PalateThe bite smoothens out and the ageing is more obvious here. More citrus peel, smoke, some leather and tannins, kept under control with lusher, less aggressive notes of vanilla, faint toffee, some spices, flowers and candied orange. You can tell from the clarity and cleanliness of the way this tastes and goes down that it’s quite unmessed with.

FinishShortish, sharpish, a little thin, but with excellent closing notes of flowers, breakfast spices, orange juice (with pulp), some oak, and a flirt of vanilla.

ThoughtsAlmost a standard Jamaican profile, or perhaps I just drank so much Appleton back in the day that this was like rediscovering me ole bredren. I thought it was too austere, thoughit lacked some body, tasted a little thin. Everything I liked was therejust not enough of it, and perhaps a shade less fruity than my memory has it. Still a perfectly serviceable all rounderyou could drink it neat or mix it up with something fancy, and it would be no bodderation, at all.

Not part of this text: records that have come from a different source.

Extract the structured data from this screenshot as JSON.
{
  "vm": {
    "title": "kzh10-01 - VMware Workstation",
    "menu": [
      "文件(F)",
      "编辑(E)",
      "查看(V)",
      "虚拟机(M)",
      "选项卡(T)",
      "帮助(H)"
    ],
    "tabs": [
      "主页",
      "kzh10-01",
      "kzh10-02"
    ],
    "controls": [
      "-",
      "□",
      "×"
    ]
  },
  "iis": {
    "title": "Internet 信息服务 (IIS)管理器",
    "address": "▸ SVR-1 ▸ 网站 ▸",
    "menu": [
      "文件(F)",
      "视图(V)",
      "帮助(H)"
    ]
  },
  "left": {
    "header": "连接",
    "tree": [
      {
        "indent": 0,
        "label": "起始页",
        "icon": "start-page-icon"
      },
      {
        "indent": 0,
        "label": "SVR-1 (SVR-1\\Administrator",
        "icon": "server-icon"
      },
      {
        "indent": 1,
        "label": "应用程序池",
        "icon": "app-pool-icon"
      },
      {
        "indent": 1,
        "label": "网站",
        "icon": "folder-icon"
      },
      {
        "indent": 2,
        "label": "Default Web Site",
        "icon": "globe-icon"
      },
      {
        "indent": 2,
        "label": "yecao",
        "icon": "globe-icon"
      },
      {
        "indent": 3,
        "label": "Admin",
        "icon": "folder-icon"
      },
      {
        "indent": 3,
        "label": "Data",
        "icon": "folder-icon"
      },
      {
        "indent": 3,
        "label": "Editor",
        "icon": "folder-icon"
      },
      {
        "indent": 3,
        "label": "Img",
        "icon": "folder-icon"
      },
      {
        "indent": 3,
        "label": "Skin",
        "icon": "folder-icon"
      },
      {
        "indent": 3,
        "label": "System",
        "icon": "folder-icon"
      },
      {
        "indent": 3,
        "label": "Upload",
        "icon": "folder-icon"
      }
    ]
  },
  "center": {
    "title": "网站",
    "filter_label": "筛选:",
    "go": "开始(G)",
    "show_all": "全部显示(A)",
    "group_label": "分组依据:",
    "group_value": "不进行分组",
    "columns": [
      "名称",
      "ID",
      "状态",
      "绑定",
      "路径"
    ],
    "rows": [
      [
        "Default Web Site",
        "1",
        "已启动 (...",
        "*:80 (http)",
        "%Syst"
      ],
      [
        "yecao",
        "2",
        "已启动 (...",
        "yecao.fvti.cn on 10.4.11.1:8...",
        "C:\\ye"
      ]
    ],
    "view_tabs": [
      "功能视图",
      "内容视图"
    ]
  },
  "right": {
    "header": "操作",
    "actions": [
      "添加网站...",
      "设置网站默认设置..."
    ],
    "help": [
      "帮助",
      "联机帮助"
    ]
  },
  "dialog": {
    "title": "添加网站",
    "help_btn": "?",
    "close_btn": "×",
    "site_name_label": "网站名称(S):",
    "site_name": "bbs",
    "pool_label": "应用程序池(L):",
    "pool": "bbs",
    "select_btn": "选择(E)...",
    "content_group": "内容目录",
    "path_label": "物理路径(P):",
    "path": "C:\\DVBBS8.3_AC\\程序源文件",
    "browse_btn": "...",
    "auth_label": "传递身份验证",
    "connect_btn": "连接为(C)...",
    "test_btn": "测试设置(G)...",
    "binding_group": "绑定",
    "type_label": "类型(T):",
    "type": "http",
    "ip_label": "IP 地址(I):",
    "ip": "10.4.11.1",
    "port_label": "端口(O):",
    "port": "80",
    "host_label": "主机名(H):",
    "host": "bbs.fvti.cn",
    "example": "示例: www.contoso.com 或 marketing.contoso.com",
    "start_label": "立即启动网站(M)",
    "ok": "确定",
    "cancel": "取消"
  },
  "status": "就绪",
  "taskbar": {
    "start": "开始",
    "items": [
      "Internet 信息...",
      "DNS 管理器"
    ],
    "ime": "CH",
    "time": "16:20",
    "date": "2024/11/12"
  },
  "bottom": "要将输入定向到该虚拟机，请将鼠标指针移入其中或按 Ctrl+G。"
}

(82/100)

Appleton Extra 12 YO 1

Photo courtesy of Lo Spirito Dei Tempi

Jan 252010
 

 

First posted January 25, 2010 on Liquorature.

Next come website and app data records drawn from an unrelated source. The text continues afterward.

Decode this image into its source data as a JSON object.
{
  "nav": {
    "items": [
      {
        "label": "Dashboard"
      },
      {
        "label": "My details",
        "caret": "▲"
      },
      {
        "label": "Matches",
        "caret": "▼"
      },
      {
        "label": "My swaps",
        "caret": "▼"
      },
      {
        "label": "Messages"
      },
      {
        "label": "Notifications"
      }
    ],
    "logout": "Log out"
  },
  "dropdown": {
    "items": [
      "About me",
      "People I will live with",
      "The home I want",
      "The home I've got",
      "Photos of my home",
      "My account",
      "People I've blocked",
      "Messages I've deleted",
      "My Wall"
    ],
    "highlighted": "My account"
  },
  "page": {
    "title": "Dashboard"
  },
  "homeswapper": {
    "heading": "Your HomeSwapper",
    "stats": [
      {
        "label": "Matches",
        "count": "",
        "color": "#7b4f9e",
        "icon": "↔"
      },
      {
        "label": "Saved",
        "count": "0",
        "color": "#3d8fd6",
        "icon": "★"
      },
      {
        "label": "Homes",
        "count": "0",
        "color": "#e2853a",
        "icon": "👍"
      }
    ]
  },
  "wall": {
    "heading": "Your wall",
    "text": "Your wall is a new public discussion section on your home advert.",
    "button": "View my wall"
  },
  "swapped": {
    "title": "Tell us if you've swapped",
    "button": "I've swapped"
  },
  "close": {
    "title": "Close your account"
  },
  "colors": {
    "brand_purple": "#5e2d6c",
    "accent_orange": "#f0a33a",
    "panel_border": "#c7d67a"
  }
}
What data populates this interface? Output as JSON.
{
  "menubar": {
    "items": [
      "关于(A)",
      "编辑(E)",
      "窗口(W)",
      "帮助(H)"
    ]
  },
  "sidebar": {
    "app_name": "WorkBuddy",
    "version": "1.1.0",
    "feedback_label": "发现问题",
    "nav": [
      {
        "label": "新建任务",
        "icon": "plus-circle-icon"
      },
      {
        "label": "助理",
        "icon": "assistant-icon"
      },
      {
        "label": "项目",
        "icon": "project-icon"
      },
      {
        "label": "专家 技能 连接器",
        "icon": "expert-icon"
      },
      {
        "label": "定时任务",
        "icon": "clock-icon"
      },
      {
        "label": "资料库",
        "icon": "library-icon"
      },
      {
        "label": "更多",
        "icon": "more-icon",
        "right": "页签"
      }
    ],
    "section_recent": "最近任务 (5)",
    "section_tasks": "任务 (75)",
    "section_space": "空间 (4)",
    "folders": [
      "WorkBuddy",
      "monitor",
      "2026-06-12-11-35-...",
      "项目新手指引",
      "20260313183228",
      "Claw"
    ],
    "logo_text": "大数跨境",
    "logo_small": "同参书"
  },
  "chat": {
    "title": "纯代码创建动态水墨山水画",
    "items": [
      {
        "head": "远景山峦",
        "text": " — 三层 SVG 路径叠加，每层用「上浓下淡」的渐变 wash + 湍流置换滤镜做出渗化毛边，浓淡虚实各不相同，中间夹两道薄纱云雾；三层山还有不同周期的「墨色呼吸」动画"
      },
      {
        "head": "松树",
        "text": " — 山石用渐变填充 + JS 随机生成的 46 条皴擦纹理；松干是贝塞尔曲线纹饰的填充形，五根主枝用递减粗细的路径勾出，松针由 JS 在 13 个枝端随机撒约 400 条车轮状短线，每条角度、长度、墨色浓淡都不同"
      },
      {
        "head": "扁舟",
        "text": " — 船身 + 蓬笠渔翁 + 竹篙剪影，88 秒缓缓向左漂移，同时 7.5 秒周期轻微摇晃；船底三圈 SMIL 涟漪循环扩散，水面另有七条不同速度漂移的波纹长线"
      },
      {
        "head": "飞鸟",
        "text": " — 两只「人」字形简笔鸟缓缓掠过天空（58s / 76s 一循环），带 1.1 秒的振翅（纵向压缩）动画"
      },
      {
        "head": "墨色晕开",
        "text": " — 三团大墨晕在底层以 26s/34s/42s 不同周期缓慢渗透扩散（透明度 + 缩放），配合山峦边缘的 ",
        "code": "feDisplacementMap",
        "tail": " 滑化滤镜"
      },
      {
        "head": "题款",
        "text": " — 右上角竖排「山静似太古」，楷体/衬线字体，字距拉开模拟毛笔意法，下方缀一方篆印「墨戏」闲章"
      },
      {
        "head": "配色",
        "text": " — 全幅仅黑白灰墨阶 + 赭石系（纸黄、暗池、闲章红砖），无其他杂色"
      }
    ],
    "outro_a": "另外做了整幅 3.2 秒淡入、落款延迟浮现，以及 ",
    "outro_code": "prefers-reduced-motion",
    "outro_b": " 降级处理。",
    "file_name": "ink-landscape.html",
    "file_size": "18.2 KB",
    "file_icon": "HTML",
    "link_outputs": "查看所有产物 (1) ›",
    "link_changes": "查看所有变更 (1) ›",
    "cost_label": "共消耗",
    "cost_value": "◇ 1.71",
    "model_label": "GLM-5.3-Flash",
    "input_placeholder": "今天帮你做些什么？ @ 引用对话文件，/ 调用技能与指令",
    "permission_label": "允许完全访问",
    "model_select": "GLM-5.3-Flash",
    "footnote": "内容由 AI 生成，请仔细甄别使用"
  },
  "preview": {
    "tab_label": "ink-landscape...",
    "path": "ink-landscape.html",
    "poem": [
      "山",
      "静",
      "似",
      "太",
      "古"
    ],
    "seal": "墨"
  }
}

(#005)(Unscored)

The first of the mid-range Appletons where the whole is greater than the sum of its parts. From here, Appleton gets out into sipping territory, and it’s worth the extra you fork out for it.

***

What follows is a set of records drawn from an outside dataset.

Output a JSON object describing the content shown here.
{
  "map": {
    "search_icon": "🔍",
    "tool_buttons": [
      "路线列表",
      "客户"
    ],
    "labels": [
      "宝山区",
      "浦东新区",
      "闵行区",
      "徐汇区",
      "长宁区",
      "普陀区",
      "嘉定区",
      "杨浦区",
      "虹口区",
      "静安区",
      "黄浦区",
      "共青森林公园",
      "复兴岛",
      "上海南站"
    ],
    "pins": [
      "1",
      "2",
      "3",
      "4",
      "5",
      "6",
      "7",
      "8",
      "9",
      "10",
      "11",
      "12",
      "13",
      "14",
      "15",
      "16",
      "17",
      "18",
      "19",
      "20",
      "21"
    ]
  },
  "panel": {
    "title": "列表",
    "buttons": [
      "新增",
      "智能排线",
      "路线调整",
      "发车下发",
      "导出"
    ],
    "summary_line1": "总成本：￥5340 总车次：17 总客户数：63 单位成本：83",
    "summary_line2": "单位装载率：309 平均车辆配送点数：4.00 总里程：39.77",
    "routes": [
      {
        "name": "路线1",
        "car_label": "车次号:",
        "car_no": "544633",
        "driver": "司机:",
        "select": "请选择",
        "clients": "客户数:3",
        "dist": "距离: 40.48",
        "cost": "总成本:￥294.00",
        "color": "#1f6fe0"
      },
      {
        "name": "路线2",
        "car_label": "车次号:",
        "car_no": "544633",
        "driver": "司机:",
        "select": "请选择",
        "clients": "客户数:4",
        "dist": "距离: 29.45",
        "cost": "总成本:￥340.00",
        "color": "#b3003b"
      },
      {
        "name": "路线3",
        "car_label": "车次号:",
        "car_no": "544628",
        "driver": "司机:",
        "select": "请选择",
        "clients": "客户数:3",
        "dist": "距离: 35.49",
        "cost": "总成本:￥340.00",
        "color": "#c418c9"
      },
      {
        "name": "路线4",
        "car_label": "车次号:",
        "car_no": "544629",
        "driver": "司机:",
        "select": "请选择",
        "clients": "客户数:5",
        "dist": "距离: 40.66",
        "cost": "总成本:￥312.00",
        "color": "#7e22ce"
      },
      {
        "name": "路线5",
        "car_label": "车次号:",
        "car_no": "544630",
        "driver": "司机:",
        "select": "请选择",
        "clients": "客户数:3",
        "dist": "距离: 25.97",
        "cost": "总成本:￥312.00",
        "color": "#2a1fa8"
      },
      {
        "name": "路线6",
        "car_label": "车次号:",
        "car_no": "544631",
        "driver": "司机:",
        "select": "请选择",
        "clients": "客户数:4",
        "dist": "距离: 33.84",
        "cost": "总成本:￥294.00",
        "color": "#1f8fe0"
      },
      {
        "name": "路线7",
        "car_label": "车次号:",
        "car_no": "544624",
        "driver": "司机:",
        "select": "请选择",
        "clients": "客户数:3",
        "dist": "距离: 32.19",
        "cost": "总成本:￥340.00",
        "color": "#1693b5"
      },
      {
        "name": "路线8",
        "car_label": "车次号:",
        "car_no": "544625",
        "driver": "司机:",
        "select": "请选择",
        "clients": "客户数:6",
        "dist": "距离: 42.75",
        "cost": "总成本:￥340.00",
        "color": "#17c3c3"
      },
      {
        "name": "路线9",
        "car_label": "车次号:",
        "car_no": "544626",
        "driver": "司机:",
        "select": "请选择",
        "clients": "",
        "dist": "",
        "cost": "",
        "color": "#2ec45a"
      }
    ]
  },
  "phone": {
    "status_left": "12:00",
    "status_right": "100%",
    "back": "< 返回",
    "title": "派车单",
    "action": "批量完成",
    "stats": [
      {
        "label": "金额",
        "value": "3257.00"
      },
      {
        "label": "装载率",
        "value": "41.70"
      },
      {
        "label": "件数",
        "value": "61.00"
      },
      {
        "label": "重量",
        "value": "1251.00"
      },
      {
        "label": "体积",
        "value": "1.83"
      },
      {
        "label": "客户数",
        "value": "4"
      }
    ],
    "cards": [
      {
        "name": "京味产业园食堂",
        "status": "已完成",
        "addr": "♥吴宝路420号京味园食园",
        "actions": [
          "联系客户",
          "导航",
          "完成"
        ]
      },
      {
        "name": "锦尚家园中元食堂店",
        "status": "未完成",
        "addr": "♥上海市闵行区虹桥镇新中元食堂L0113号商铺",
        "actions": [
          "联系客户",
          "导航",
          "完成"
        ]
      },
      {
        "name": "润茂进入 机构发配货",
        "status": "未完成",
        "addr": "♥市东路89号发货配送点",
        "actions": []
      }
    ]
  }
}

As I may have mentioned, Appleton is a Jamaican classic. Part of J. Wray & Nephew, which has been making rum since 1749, Appleton takes its name from the island’s largest sugar cane plantation. It’s become a sort of standard for me here in Calgary: I buy a massive mulit-litre jug of the V/X when I have loads of people in the house, which regularly happens at least once a year — 40+ people descend upon my family when birthdays are celebrated. Mine in particular. And while they all tend towards the Russian vodkas, nobody says no to good rum either.

However, while I have no compunctions about taking the V/X with cokeit’s one of the best bodied rums around, but isn’t really ready to be nipped neatthe same cannot be said for the 12-year old, which, while not quite sipping quality for me, is for many others I booze with, and comes about as close as you can get on a limited budget. English Harbour 25-year old is, after all, a rare thing. And we’re not even going to discuss Appleton’s 50 year old.

The 12-year old Appleton is a mellow rum with little shrewishness about it; a spicy-sweet nose and hints of caramel, oak and vanilla. These flavours stay in balance throughout the tasting, and transform into a sort of butterscotch (that’s not scotch with traces of butter, Hippie) with traces of nutmeg and a dusting of cinnamon and oaken tannins, bound about with citrus peel; and trail off to a very smooth finish that just goes on and on. It’s not precisely an oily finish, but a lasting one (the rum is medium bodied and feels good on the tongue), and if it wasn’t for the bite at the very end, this is almost the perfect midrange rum. I don’t always drink it neat, but I don’t mix it much either, and as I say, I’m in a minority among my rummie pals. Over ice is just fine for this one.

Because I occasionally drink on my own, mostly on Fridays, I’ll grab a shot or three after dinner and relaxout on the verandah when weather permits. I have had more expensive rums that are smoother, and sting less going down (and have a price tag to show they’re real). But when I want to just kick back and daydream and watch the sun go down, this is one of those affordable rums that makes it ok to lose no sleep over the fact that there’s no chaser in the house.


Other Notes